LAKE PLACID, N.Y. -- Thatcher Demko said one of the most enduring lessons he learned at the USA Hockey national junior evaluation camp last year was that roster spots aren't won or lost in August.
The goaltender would do well to remember those lessons this year, as the first few days of camp aren't anything he's likely to brag about.
"It's been alright," Demko told NHL.com. "I don't think I've played my best yet."
Demko allowed two goals on seven shots playing the first 30 minutes Monday in USA White's 4-3 loss to Finland. In parts of three games, he's allowed eight goals on 27 shots.
"It's hard for goaltenders to come in the middle of summer," United States coach Mark Osiecki said. "You don't know how much they've been on the ice, what kind of game action they've seen, bodies in front of them and the speed factor of it. It's hard to adjust and it's going to take some time. He's been average; he knows that."
It's an odd turn for a player who hasn't dealt with much adversity in his hockey career.
He was the third goalie on the United States team that finished fifth in Malmo, Sweden at the 2014 IIHF World Junior Championship, and as the youngest player in NCAA hockey he backstopped Boston College to a Beanpot Tournament title and a spot in the Frozen Four. The Vancouver Canucks recognized that success and picked Demko in the second round (No. 36) of the 2014 NHL Draft.
Demko didn't play in any games at the 2014 WJC tournament, but as the lone returning goaltender the hope is he can take control of the net early in camp.
"You want a guy to take the net," said Jim Johansson, the assistant executive director of hockey operations for USA Hockey and the general manager of the 2015 WJC team. "You want him to command the net and show that it's his net and exude that confidence in his game. Solid play and consistent play from a goaltender makes your team so much better. Your defense can play with more confidence, they're not afraid to give up a shot. ... Thatcher has a great track record with the national team and the [WJC] presents the next challenge. There'll be other guys challenging him for that spot but you have to look at his track record and hope he commands the net."

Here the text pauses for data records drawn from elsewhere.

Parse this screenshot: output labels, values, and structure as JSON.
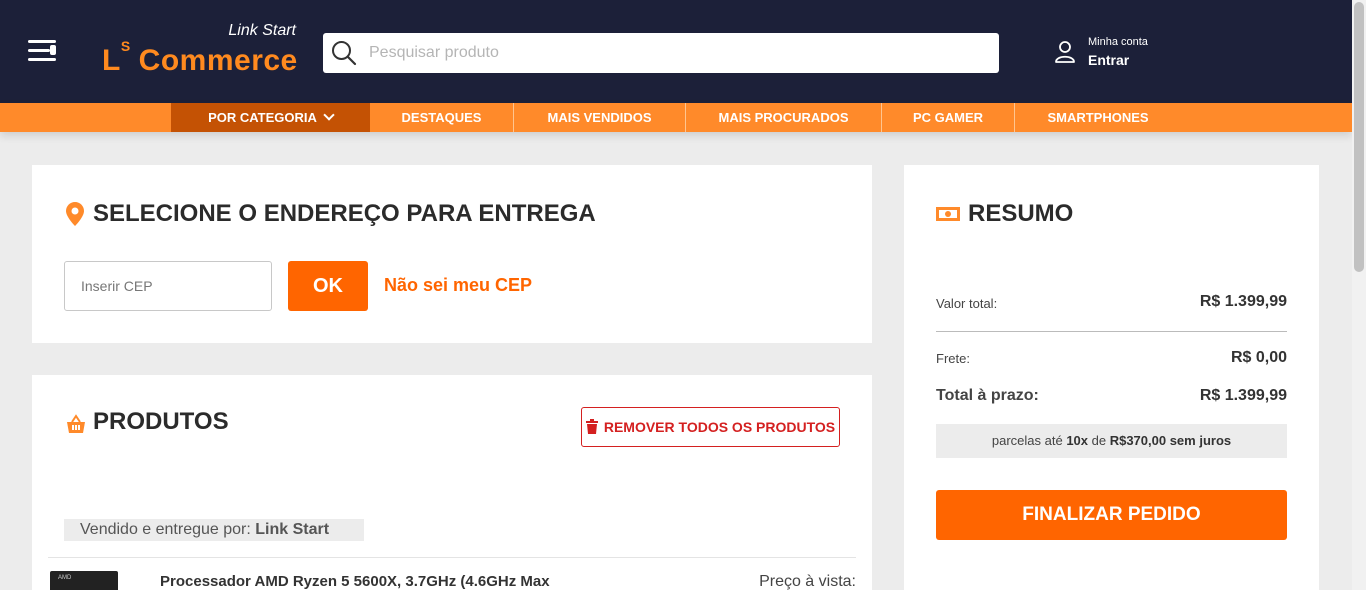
{
  "header": {
    "tagline": "Link Start",
    "brand_prefix": "L",
    "brand_sup": "S",
    "brand_name": "Commerce",
    "search_placeholder": "Pesquisar produto",
    "account_small": "Minha conta",
    "account_big": "Entrar"
  },
  "nav": {
    "category": "POR CATEGORIA",
    "items": [
      "DESTAQUES",
      "MAIS VENDIDOS",
      "MAIS PROCURADOS",
      "PC GAMER",
      "SMARTPHONES"
    ]
  },
  "delivery": {
    "title": "SELECIONE O ENDEREÇO PARA ENTREGA",
    "cep_placeholder": "Inserir CEP",
    "ok_label": "OK",
    "cep_link": "Não sei meu CEP"
  },
  "produtos": {
    "title": "PRODUTOS",
    "remove_all_label": "REMOVER TODOS OS PRODUTOS",
    "seller_prefix": "Vendido e entregue por: ",
    "seller_name": "Link Start",
    "product_thumb_text": "AMD",
    "product_name": "Processador AMD Ryzen 5 5600X, 3.7GHz (4.6GHz Max",
    "price_label": "Preço à vista:"
  },
  "resumo": {
    "title": "RESUMO",
    "valor_total_label": "Valor total:",
    "valor_total": "R$ 1.399,99",
    "frete_label": "Frete:",
    "frete": "R$ 0,00",
    "total_prazo_label": "Total à prazo:",
    "total_prazo": "R$ 1.399,99",
    "installments_prefix": "parcelas até ",
    "installments_count": "10x",
    "installments_mid": " de ",
    "installments_value": "R$370,00 sem juros",
    "finalize_label": "FINALIZAR PEDIDO"
  },
  "colors": {
    "header_bg": "#1c2039",
    "accent": "#ff8a2a",
    "button": "#ff6500",
    "danger": "#d42020"
  }
}
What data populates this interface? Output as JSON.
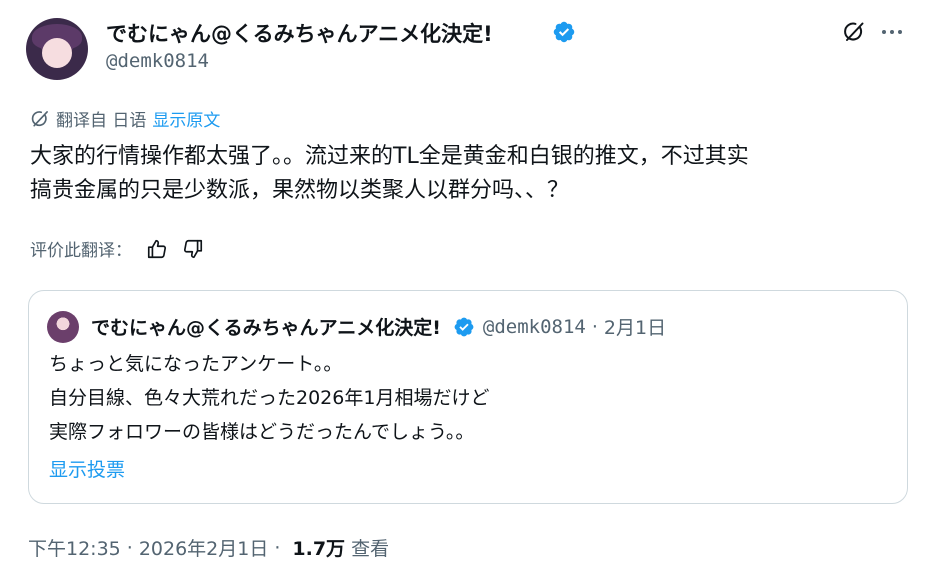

He didn't command the net last year at the summer camp. Demko rated his play last summer as subpar as well, but it did start him on the road to success. It's also when Demko believes he learned the most.
"Last year I didn't have a great camp, but the biggest thing I learned was they don't pick guys right out of camp to go to the tournament," he said. "After this camp is done you have half a season to prove yourself. Regardless of how you perform at this camp, you really have to focus on that first half and make sure you play your best."
Demko feels he'll be able to pick up where he left off at Boston College. His goalie coach at BC, Mike Ayers, agrees.
"I think he's matured immensely every single year," said Ayers, who also is goaltending coach for the national junior team. "I've had a relationship for about six years now with him and every year he gets more and more mature. He understands what he needs to do to be a better goalie and a better person. It shows in his game but it takes time to get that development."
No one doubts Demko will put it all together and start playing like the goaltender he's been in the past.
"I don't worry about Thatcher at all," teammate J.T. Compher said. "He's a heck of a goalie. I love playing with him at the [United States National Team Development Program]. He'll be ready to go. It's the middle of the summer, it's fast-paced hockey. I don't blame him for any of the goals. We haven't really given him much help, especially on the [USA White] team. I think that Thatcher has nothing to worry about. He's a very good goaltender and he's going to show it."
Ayers, who knows Demko's game better than anyone, feels the same way.
"I think he's underachieved so far," Ayers said. "He knows that I'm his worst critic. But at the same time he holds himself to a higher standard. I think we'll see him get better and better as the week goes on. He's a competitor; he's a hard worker. The bumps he's had along the way here he'll relish and he'll fix."